Wherever it is in the London A-Z it’s hardly a safe place for Guillam, given the sullen distrust of the latest espionage generation towards their grandfathers, and the overt dislike the old men feel for the inhabitants of the garish new headquarters at Vauxhall, on the south bank of the Thames. All the more welcoming then, for the reader, is the bond of trust between Guillam and that austere housekeeper who knows her trade. Having practised it for half a century, she’s a match for the bullies she now serves.
Like many writers, le Carré’s early narrative was sumptuous in the wealth of its description of the places and the people and the institutions that framed his wonderful tales of betrayal. Like most writers, the detail grows less dense in the late work.

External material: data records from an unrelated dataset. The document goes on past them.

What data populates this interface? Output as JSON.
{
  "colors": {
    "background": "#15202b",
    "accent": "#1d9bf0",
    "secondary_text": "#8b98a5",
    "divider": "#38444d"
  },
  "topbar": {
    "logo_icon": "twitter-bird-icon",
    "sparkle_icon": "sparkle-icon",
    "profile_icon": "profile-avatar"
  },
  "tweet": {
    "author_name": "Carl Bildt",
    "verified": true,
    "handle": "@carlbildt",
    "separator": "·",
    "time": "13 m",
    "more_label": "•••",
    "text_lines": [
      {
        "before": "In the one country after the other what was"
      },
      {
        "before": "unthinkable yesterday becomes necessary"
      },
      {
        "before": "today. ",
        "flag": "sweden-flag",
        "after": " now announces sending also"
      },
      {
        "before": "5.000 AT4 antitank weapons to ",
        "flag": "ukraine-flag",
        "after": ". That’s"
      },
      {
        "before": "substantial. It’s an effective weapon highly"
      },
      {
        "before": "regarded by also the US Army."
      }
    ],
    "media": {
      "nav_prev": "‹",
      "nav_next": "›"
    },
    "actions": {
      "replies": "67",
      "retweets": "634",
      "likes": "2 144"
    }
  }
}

But that thinning out of the narrative texture shows just what a great writer of fiction he is. Bedevilled at various stages of his career by moderate ill-wishers who wanted to confine him to the achievement of ‘genre writing’, le Carré has deliberately avoided any confrontation with literary prizes, not to be humiliated. I remember a publisher of mine telling me ten years ago that surely le Carré was not of the top category. I should have protested more.

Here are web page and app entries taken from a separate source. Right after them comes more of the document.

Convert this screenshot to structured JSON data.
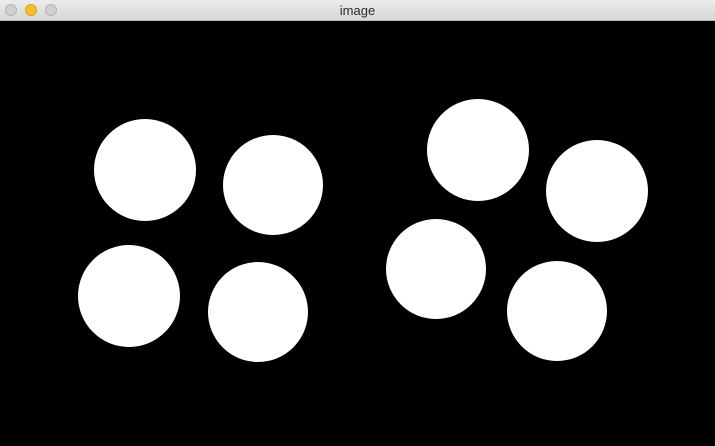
{
  "window": {
    "title": "image",
    "controls": [
      "close-icon",
      "minimize-icon",
      "zoom-icon"
    ]
  },
  "image": {
    "background_color": "#000000",
    "shape_color": "#ffffff",
    "shape": "circle",
    "circle_count": 8
  }
}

What A Legacy reveals is the trope at the heart of le Carré, and that’s why his work is really worth reading. It’s a trope embedded in the most ancient of stories, as when Theseus leads Ariadne out of the Maze, rescuing her from the Minataur by trailing behind him a piece of string. Couple that then with the passion of Theseus as Ariadne’s lover. The transformation, the almost Nietzschean transvaluation of all values,that Guillam and ‘Tulip’ undergo in their single night together is so intense, that, despite less than half a page of description, it is the novel’s key passage.
Supposing you believed in love and trust, and found, as you entered your final years, that your life had been devoted to betraying them. You might reach for your writerly gift one more time, to spell it out: the problem of belonging, and identity, and of the Establishment, and of the group within a group, set in a political context dependent on the rhetoric of freedom and justice, in which you have to go on believing, although life to date hasn’t exactly shown them to be flourishing, even on the better side in the Cold War.
That I suspect is le Carré’s private legacy, along with a deep, deep knowledge of what made grey, remote and mysterious East Germany tick. It was never Russia he knew, but, as a linguist, and a secret commentator and connoisseur, the GDR.